### Required work
Your task is to copy each line of the records that includes the string "true".

##### Data listing #####

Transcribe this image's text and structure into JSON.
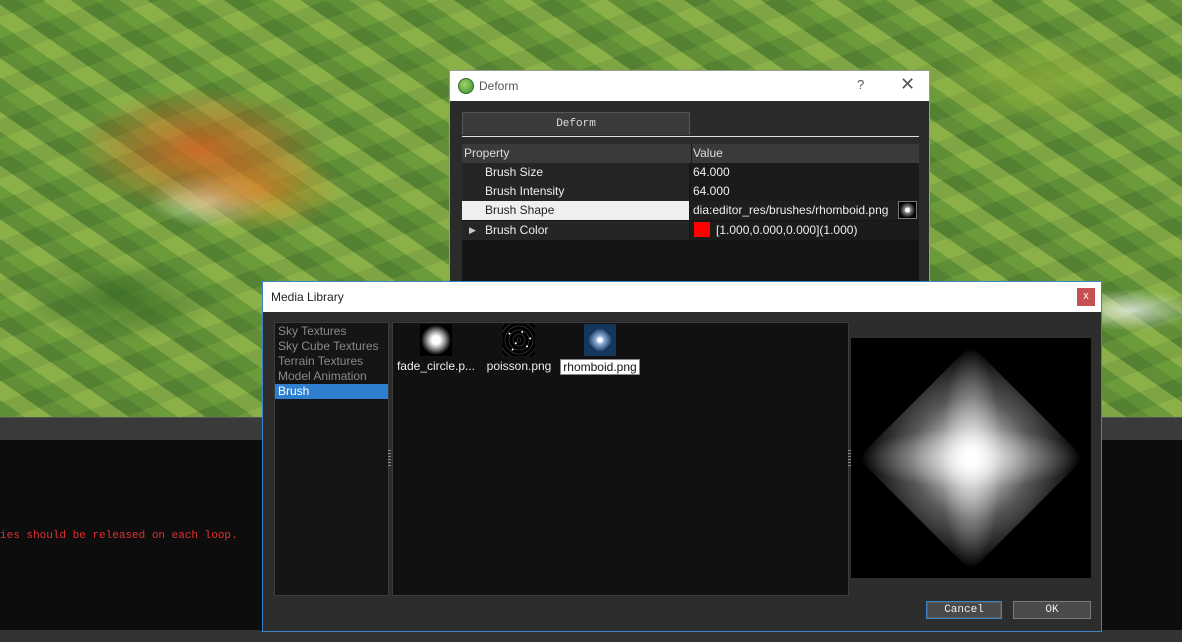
{
  "console": {
    "error_line": "ies should be released on each loop."
  },
  "deform_dialog": {
    "title": "Deform",
    "help_label": "?",
    "close_label": "✕",
    "tab_label": "Deform",
    "columns": {
      "property": "Property",
      "value": "Value"
    },
    "rows": [
      {
        "name": "Brush Size",
        "value": "64.000"
      },
      {
        "name": "Brush Intensity",
        "value": "64.000"
      },
      {
        "name": "Brush Shape",
        "value": "dia:editor_res/brushes/rhomboid.png"
      },
      {
        "name": "Brush Color",
        "value": "[1.000,0.000,0.000](1.000)",
        "color": "#ff0000"
      }
    ]
  },
  "media_library": {
    "title": "Media Library",
    "close_label": "x",
    "categories": [
      "Sky Textures",
      "Sky Cube Textures",
      "Terrain Textures",
      "Model Animation",
      "Brush"
    ],
    "selected_category": "Brush",
    "files": [
      {
        "name": "fade_circle.p...",
        "icon": "fade-circle-thumbnail"
      },
      {
        "name": "poisson.png",
        "icon": "poisson-thumbnail"
      },
      {
        "name": "rhomboid.png",
        "icon": "rhomboid-thumbnail",
        "selected": true
      }
    ],
    "buttons": {
      "cancel": "Cancel",
      "ok": "OK"
    }
  }
}
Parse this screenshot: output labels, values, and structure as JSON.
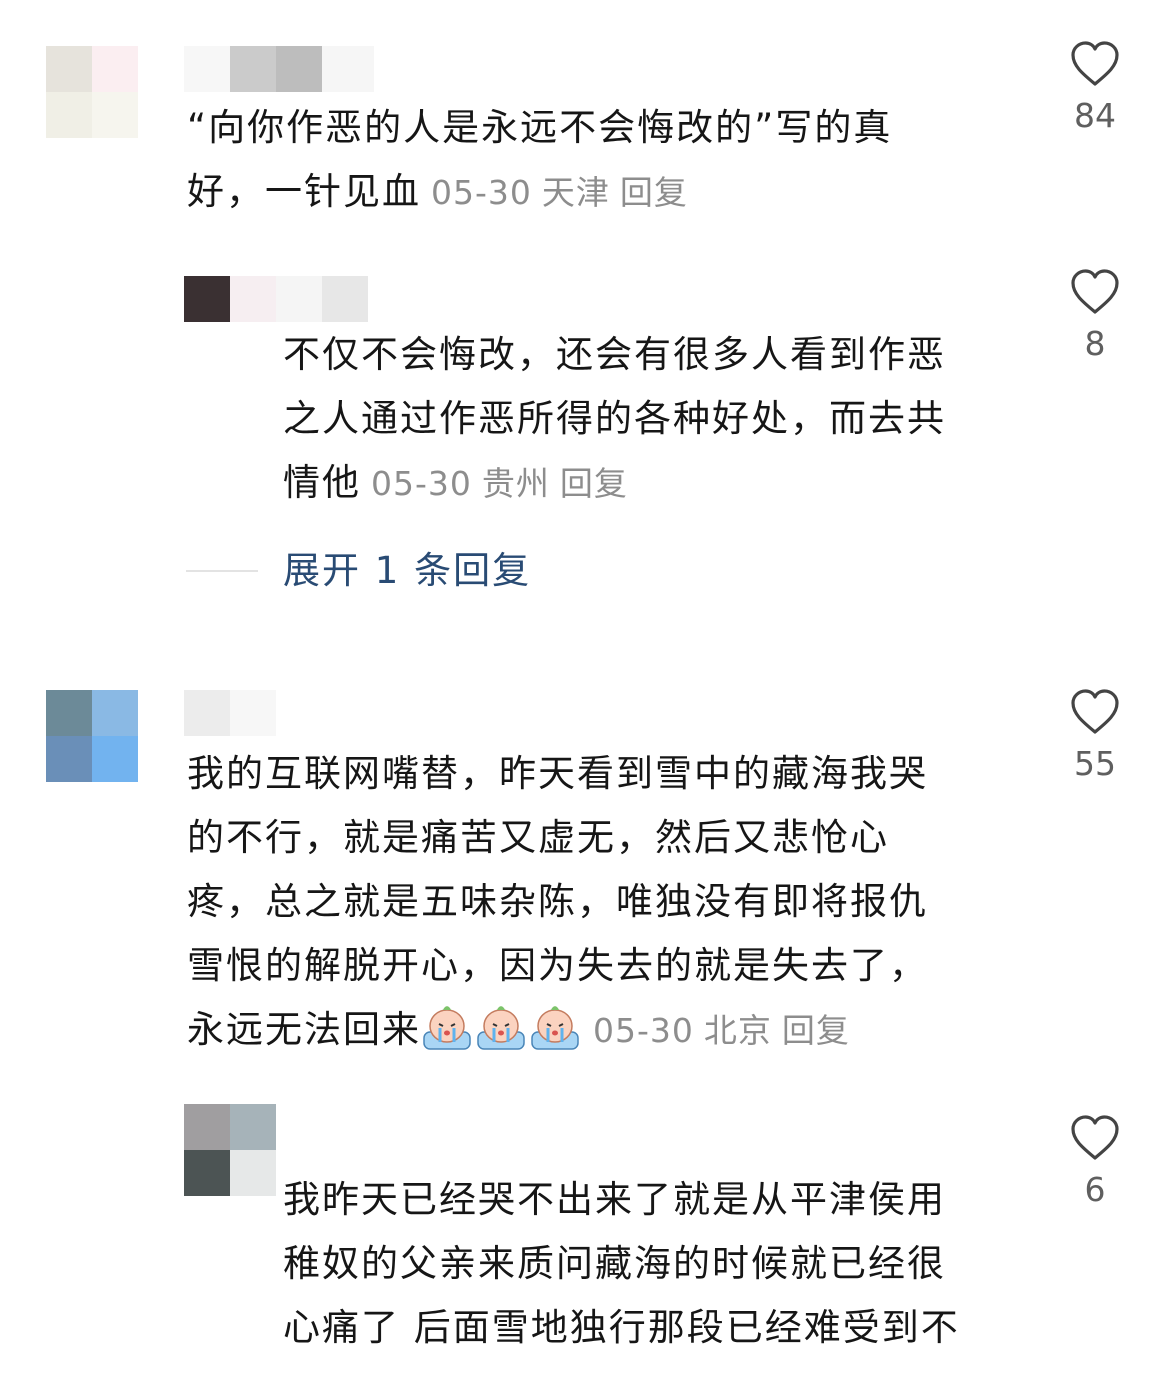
{
  "comments": [
    {
      "text_lines": [
        "“向你作恶的人是永远不会悔改的”写的真",
        "好，一针见血"
      ],
      "date": "05-30",
      "location": "天津",
      "reply_label": "回复",
      "likes": "84",
      "replies": [
        {
          "text_lines": [
            "不仅不会悔改，还会有很多人看到作恶",
            "之人通过作恶所得的各种好处，而去共",
            "情他"
          ],
          "date": "05-30",
          "location": "贵州",
          "reply_label": "回复",
          "likes": "8"
        }
      ],
      "expand_label": "展开 1 条回复"
    },
    {
      "text_lines": [
        "我的互联网嘴替，昨天看到雪中的藏海我哭",
        "的不行，就是痛苦又虚无，然后又悲怆心",
        "疼，总之就是五味杂陈，唯独没有即将报仇",
        "雪恨的解脱开心，因为失去的就是失去了，",
        "永远无法回来"
      ],
      "emoji_icons": [
        "crying-face-icon",
        "crying-face-icon",
        "crying-face-icon"
      ],
      "date": "05-30",
      "location": "北京",
      "reply_label": "回复",
      "likes": "55",
      "replies": [
        {
          "text_lines": [
            "我昨天已经哭不出来了就是从平津侯用",
            "稚奴的父亲来质问藏海的时候就已经很",
            "心痛了 后面雪地独行那段已经难受到不"
          ],
          "likes": "6"
        }
      ]
    }
  ],
  "colors": {
    "text": "#161616",
    "meta": "#8d8d8d",
    "link": "#294b74",
    "like_count": "#5f5f5f"
  }
}
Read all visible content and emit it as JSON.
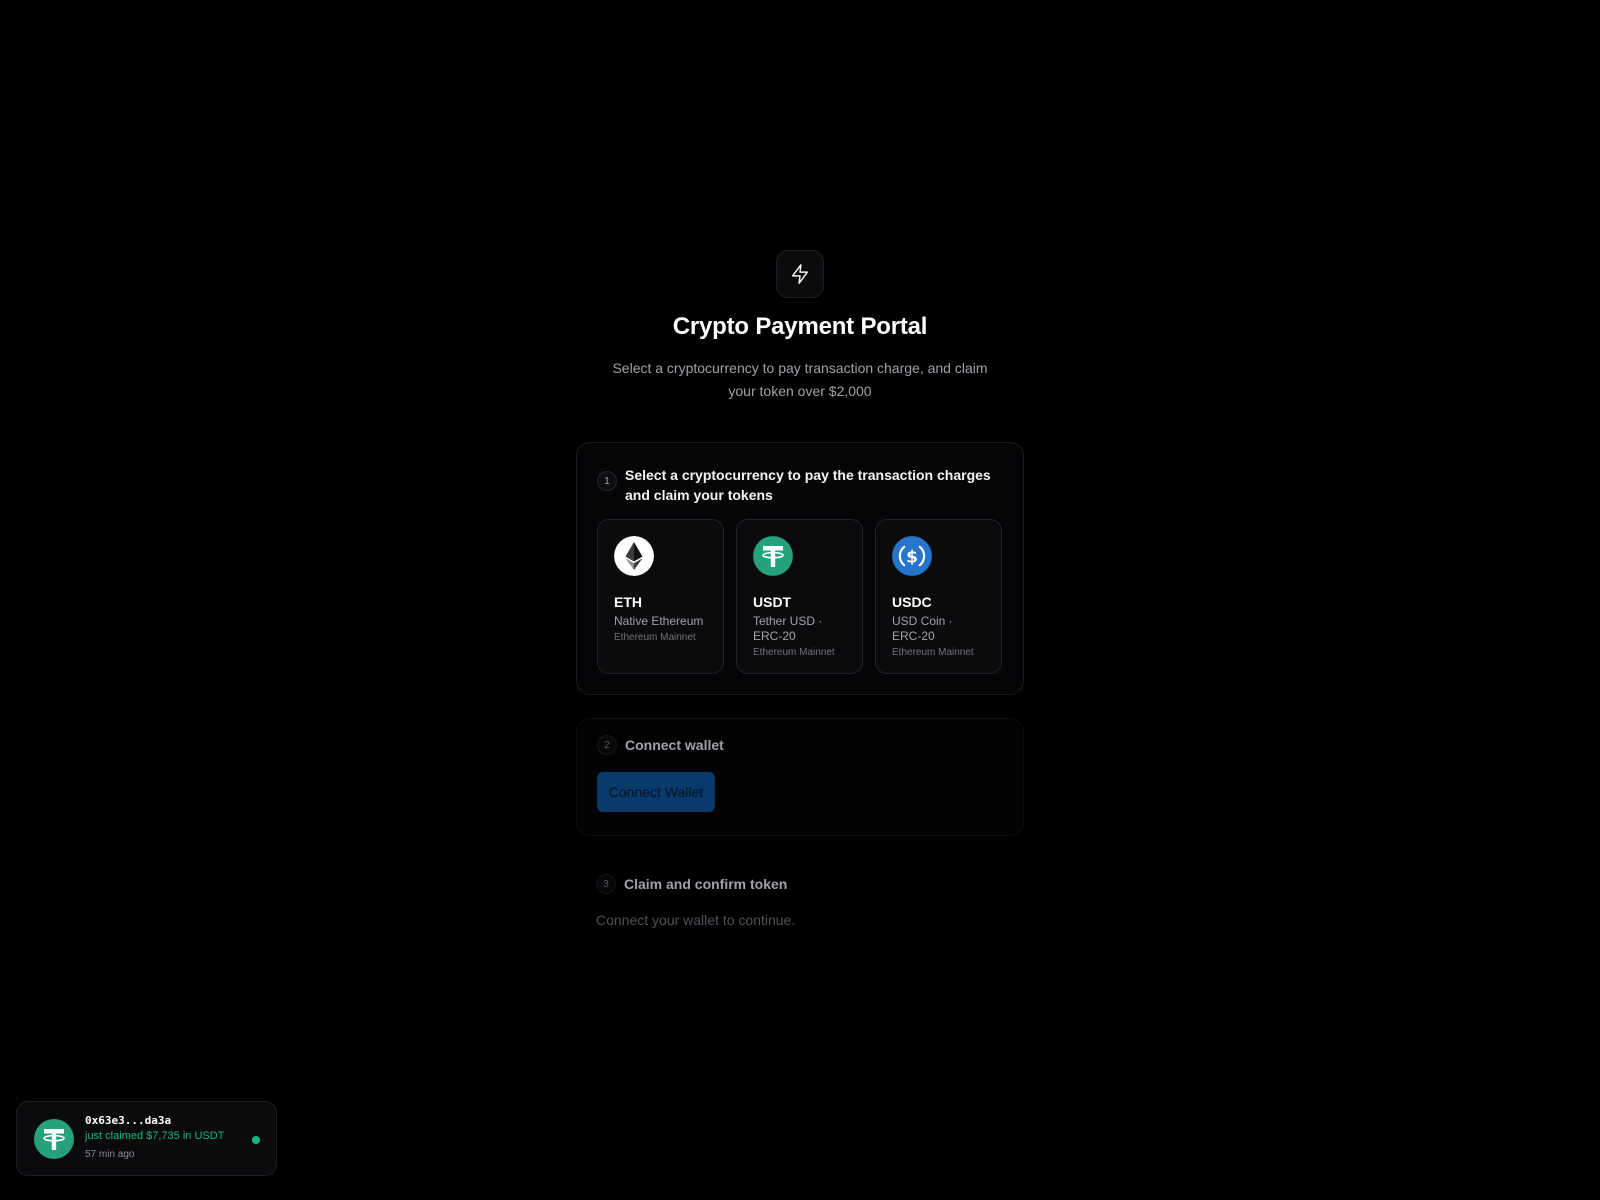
{
  "header": {
    "title": "Crypto Payment Portal",
    "subtitle": "Select a cryptocurrency to pay transaction charge, and claim your token over $2,000",
    "logo_icon": "lightning-bolt-icon"
  },
  "step1": {
    "number": "1",
    "title": "Select a cryptocurrency to pay the transaction charges and claim your tokens",
    "tokens": [
      {
        "symbol": "ETH",
        "name": "Native Ethereum",
        "network": "Ethereum Mainnet",
        "icon": "ethereum-icon",
        "color": "#ffffff"
      },
      {
        "symbol": "USDT",
        "name": "Tether USD · ERC-20",
        "network": "Ethereum Mainnet",
        "icon": "tether-icon",
        "color": "#26a17b"
      },
      {
        "symbol": "USDC",
        "name": "USD Coin · ERC-20",
        "network": "Ethereum Mainnet",
        "icon": "usdc-icon",
        "color": "#2775ca"
      }
    ]
  },
  "step2": {
    "number": "2",
    "title": "Connect wallet",
    "button_label": "Connect Wallet"
  },
  "step3": {
    "number": "3",
    "title": "Claim and confirm token",
    "hint": "Connect your wallet to continue."
  },
  "toast": {
    "address": "0x63e3...da3a",
    "message": "just claimed $7,735 in USDT",
    "time": "57 min ago",
    "icon": "tether-icon",
    "accent": "#10b981"
  },
  "colors": {
    "background": "#000000",
    "accent_blue": "#083a6b",
    "success_green": "#10b981"
  }
}
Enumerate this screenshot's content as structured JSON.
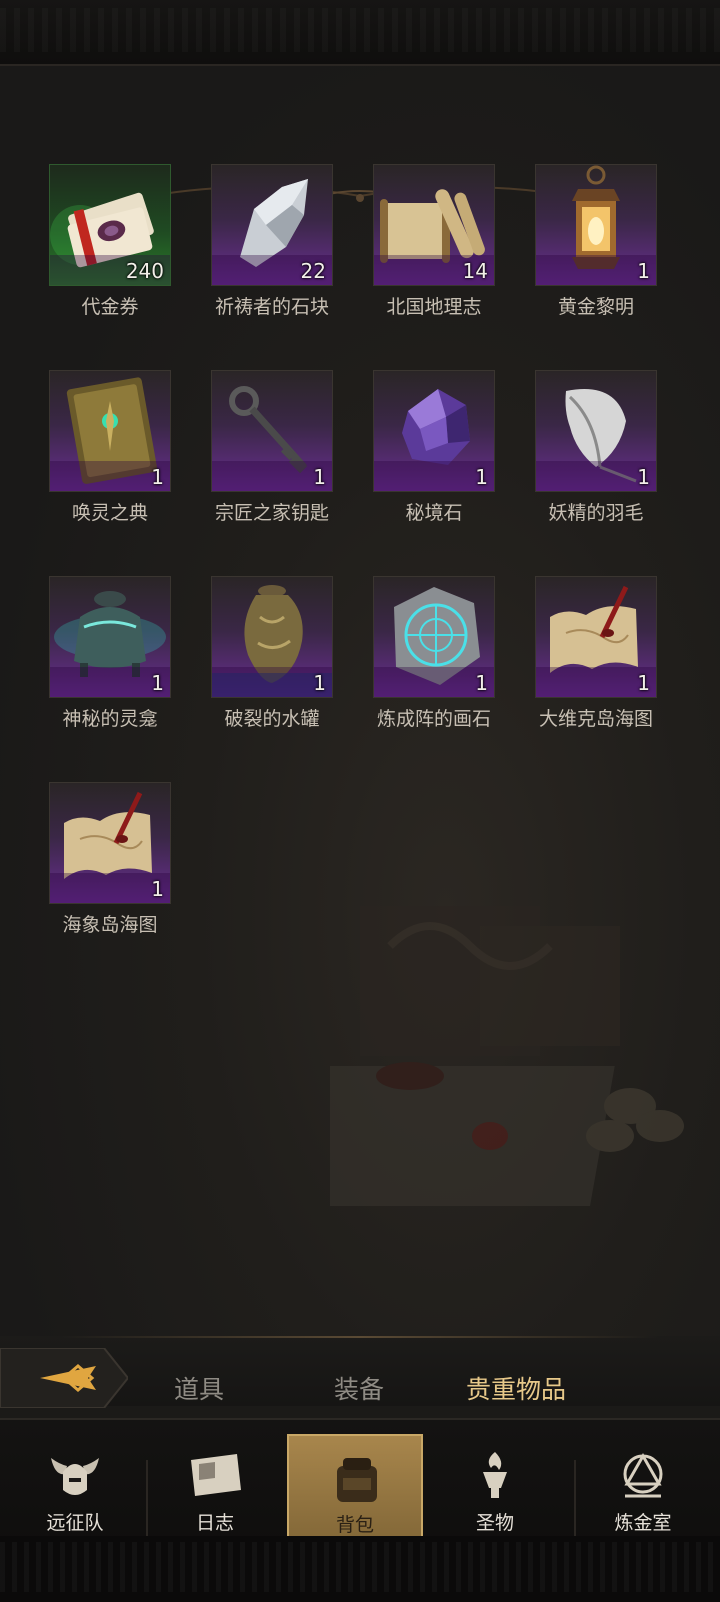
{
  "items": [
    {
      "name": "代金券",
      "qty": "240",
      "rarity": "green",
      "icon": "voucher-bundle-icon"
    },
    {
      "name": "祈祷者的石块",
      "qty": "22",
      "rarity": "purple",
      "icon": "stone-icon"
    },
    {
      "name": "北国地理志",
      "qty": "14",
      "rarity": "purple",
      "icon": "scroll-icon"
    },
    {
      "name": "黄金黎明",
      "qty": "1",
      "rarity": "purple",
      "icon": "lantern-icon"
    },
    {
      "name": "唤灵之典",
      "qty": "1",
      "rarity": "purple",
      "icon": "tome-icon"
    },
    {
      "name": "宗匠之家钥匙",
      "qty": "1",
      "rarity": "purple",
      "icon": "key-icon"
    },
    {
      "name": "秘境石",
      "qty": "1",
      "rarity": "purple",
      "icon": "crystal-icon"
    },
    {
      "name": "妖精的羽毛",
      "qty": "1",
      "rarity": "purple",
      "icon": "feather-icon"
    },
    {
      "name": "神秘的灵龛",
      "qty": "1",
      "rarity": "purple",
      "icon": "shrine-icon"
    },
    {
      "name": "破裂的水罐",
      "qty": "1",
      "rarity": "purple",
      "icon": "jug-icon"
    },
    {
      "name": "炼成阵的画石",
      "qty": "1",
      "rarity": "purple",
      "icon": "rune-stone-icon"
    },
    {
      "name": "大维克岛海图",
      "qty": "1",
      "rarity": "purple",
      "icon": "sea-map-icon"
    },
    {
      "name": "海象岛海图",
      "qty": "1",
      "rarity": "purple",
      "icon": "sea-map-icon"
    }
  ],
  "tabs": {
    "items": "道具",
    "equipment": "装备",
    "valuables": "贵重物品",
    "active": "valuables"
  },
  "nav": {
    "expedition": "远征队",
    "journal": "日志",
    "backpack": "背包",
    "relics": "圣物",
    "alchemy": "炼金室",
    "active": "backpack"
  },
  "colors": {
    "rare_purple": "#6a2f92",
    "uncommon_green": "#2b7d2a",
    "active_gold": "#e8c98a"
  }
}
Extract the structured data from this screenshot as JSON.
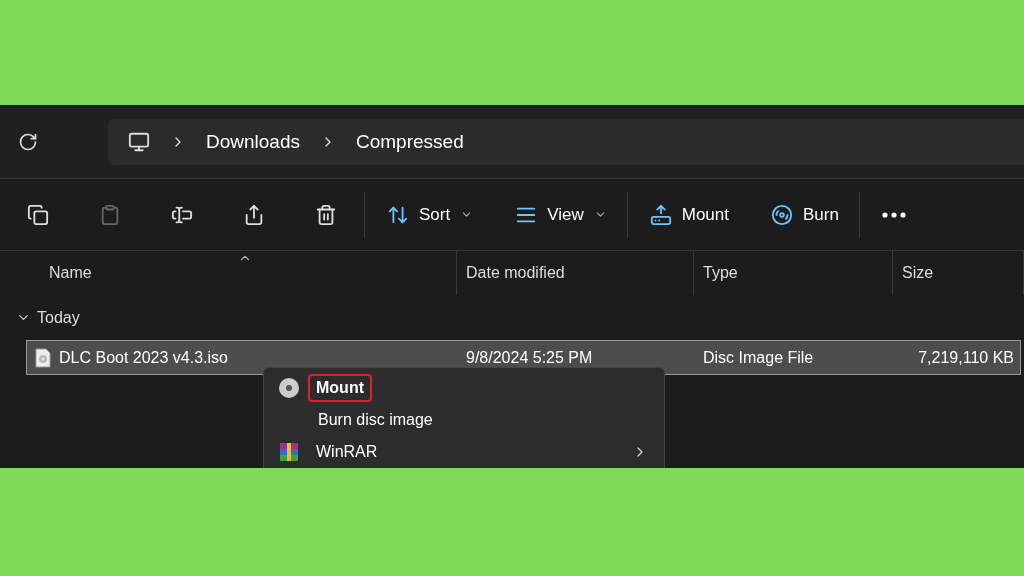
{
  "breadcrumb": [
    "Downloads",
    "Compressed"
  ],
  "toolbar": [
    {
      "kind": "icon",
      "disabled": false
    },
    {
      "kind": "icon",
      "disabled": true
    },
    {
      "kind": "icon",
      "disabled": false
    },
    {
      "kind": "icon",
      "disabled": false
    },
    {
      "kind": "icon",
      "disabled": false
    },
    {
      "kind": "separator"
    },
    {
      "kind": "dropdown",
      "label": "Sort"
    },
    {
      "kind": "dropdown",
      "label": "View"
    },
    {
      "kind": "separator"
    },
    {
      "kind": "button",
      "label": "Mount"
    },
    {
      "kind": "button",
      "label": "Burn"
    },
    {
      "kind": "separator"
    },
    {
      "kind": "more"
    }
  ],
  "table": {
    "columns": [
      "Name",
      "Date modified",
      "Type",
      "Size"
    ],
    "groups": [
      {
        "label": "Today",
        "expanded": true,
        "rows": [
          {
            "name": "DLC Boot 2023 v4.3.iso",
            "date": "9/8/2024 5:25 PM",
            "type": "Disc Image File",
            "size": "7,219,110 KB",
            "selected": true
          }
        ]
      }
    ]
  },
  "context_menu": [
    {
      "label": "Mount",
      "kind": "disc",
      "bold": true,
      "highlighted": true,
      "submenu": false
    },
    {
      "label": "Burn disc image",
      "kind": "plain",
      "bold": false,
      "highlighted": false,
      "submenu": false
    },
    {
      "label": "WinRAR",
      "kind": "archive",
      "bold": false,
      "highlighted": false,
      "submenu": true
    }
  ]
}
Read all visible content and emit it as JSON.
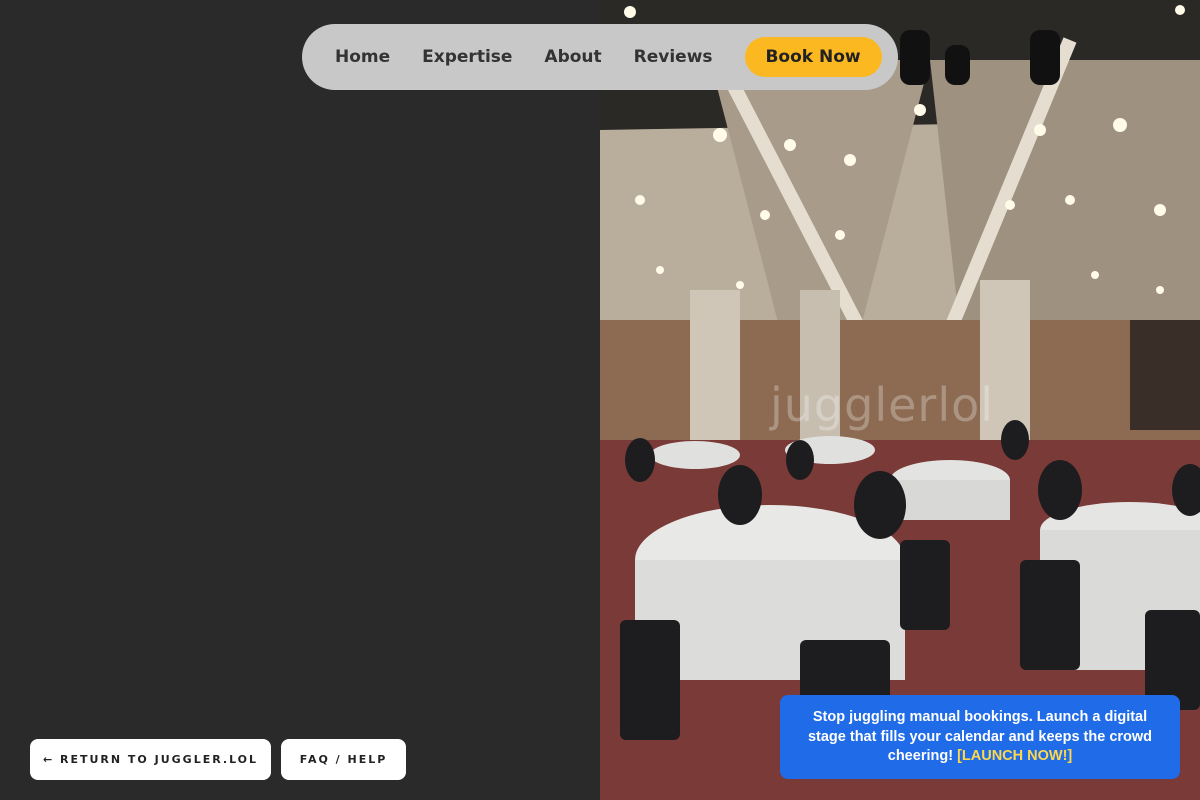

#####

### Solution for this problem
        "selected": true
      "disabled": true
        "expanded": true,
            "selected": true
      "bold": true,
      "highlighted": true,
      "submenu": true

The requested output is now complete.